◆ **YOUR INSTRUCTIONS**: Copy out the line that contains "What's the underlying" and the lines after it through the final one in the entries below, exactly, with no other lines.

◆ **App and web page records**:

--

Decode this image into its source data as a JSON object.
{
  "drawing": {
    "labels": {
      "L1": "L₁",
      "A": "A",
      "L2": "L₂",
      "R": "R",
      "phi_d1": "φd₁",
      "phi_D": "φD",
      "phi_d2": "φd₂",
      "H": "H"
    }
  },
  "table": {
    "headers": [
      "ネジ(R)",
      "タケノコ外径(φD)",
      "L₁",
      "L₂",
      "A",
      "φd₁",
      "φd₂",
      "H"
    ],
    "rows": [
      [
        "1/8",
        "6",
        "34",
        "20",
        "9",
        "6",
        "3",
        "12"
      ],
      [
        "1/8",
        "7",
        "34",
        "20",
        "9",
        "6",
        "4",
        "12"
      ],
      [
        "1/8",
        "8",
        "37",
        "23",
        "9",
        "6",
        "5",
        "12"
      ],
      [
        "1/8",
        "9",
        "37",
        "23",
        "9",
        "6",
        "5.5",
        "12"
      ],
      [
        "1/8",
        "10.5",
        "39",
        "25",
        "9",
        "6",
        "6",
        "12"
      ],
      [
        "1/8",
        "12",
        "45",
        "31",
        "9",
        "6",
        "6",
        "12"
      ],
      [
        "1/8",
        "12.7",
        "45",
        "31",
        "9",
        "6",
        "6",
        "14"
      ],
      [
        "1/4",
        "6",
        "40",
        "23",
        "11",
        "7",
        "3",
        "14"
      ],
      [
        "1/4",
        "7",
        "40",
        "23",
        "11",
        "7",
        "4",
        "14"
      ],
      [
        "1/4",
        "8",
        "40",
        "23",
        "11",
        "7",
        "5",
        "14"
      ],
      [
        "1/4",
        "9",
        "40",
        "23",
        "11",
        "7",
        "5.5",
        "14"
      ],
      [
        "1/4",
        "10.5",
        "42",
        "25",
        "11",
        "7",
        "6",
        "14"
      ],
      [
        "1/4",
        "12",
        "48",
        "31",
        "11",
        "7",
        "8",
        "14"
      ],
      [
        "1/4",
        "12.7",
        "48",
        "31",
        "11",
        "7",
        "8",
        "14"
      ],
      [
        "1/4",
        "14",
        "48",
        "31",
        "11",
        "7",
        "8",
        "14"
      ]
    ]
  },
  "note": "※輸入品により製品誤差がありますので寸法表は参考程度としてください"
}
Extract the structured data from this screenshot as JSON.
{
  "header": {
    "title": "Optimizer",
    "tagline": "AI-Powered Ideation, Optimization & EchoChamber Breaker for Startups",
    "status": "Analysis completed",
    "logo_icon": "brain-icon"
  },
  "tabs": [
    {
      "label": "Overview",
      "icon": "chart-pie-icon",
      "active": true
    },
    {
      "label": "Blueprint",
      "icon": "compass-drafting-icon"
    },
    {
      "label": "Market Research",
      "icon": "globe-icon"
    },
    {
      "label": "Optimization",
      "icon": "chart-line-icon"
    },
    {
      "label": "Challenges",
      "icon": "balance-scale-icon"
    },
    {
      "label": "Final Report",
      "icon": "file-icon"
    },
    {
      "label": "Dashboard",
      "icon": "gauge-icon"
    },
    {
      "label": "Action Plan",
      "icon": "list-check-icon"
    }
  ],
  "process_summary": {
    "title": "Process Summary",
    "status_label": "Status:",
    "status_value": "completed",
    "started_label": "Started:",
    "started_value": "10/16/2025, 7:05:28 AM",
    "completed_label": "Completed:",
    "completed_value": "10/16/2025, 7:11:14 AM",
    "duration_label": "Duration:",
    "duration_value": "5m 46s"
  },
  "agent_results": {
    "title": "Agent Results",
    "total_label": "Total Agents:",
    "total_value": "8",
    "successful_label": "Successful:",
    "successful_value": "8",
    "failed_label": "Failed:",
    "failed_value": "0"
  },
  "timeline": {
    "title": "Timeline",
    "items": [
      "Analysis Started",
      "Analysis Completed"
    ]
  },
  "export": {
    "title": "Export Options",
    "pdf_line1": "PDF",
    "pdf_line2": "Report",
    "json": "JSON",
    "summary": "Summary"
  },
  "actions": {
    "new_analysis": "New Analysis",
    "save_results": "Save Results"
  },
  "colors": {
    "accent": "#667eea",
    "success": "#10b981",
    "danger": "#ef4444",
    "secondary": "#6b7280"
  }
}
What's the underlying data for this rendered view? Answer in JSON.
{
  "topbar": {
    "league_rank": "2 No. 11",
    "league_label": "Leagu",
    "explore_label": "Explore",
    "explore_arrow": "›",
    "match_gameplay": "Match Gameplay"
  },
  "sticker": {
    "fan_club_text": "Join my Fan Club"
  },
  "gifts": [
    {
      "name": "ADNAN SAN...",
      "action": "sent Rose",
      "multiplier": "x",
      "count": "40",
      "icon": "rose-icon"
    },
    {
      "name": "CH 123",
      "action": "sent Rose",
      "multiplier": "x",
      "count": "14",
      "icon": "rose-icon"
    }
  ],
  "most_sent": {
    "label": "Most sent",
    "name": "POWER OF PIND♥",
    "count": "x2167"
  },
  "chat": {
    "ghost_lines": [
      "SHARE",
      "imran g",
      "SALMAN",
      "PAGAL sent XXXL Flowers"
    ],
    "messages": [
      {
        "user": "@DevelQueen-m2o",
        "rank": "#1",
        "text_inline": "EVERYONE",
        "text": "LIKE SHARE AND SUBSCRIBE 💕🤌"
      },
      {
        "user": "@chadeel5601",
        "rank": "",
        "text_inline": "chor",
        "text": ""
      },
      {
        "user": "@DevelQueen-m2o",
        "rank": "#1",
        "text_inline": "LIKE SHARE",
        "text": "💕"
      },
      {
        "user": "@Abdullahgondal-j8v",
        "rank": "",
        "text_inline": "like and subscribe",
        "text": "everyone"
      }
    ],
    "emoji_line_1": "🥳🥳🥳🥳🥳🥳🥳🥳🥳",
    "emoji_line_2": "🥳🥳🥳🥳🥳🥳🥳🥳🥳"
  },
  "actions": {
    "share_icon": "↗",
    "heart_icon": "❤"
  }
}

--

◆ **EXPECTED ANSWER**:
What's the underlying data for this rendered view? Answer in JSON.
{
  "topbar": {
    "league_rank": "2 No. 11",
    "league_label": "Leagu",
    "explore_label": "Explore",
    "explore_arrow": "›",
    "match_gameplay": "Match Gameplay"
  },
  "sticker": {
    "fan_club_text": "Join my Fan Club"
  },
  "gifts": [
    {
      "name": "ADNAN SAN...",
      "action": "sent Rose",
      "multiplier": "x",
      "count": "40",
      "icon": "rose-icon"
    },
    {
      "name": "CH 123",
      "action": "sent Rose",
      "multiplier": "x",
      "count": "14",
      "icon": "rose-icon"
    }
  ],
  "most_sent": {
    "label": "Most sent",
    "name": "POWER OF PIND♥",
    "count": "x2167"
  },
  "chat": {
    "ghost_lines": [
      "SHARE",
      "imran g",
      "SALMAN",
      "PAGAL sent XXXL Flowers"
    ],
    "messages": [
      {
        "user": "@DevelQueen-m2o",
        "rank": "#1",
        "text_inline": "EVERYONE",
        "text": "LIKE SHARE AND SUBSCRIBE 💕🤌"
      },
      {
        "user": "@chadeel5601",
        "rank": "",
        "text_inline": "chor",
        "text": ""
      },
      {
        "user": "@DevelQueen-m2o",
        "rank": "#1",
        "text_inline": "LIKE SHARE",
        "text": "💕"
      },
      {
        "user": "@Abdullahgondal-j8v",
        "rank": "",
        "text_inline": "like and subscribe",
        "text": "everyone"
      }
    ],
    "emoji_line_1": "🥳🥳🥳🥳🥳🥳🥳🥳🥳",
    "emoji_line_2": "🥳🥳🥳🥳🥳🥳🥳🥳🥳"
  },
  "actions": {
    "share_icon": "↗",
    "heart_icon": "❤"
  }
}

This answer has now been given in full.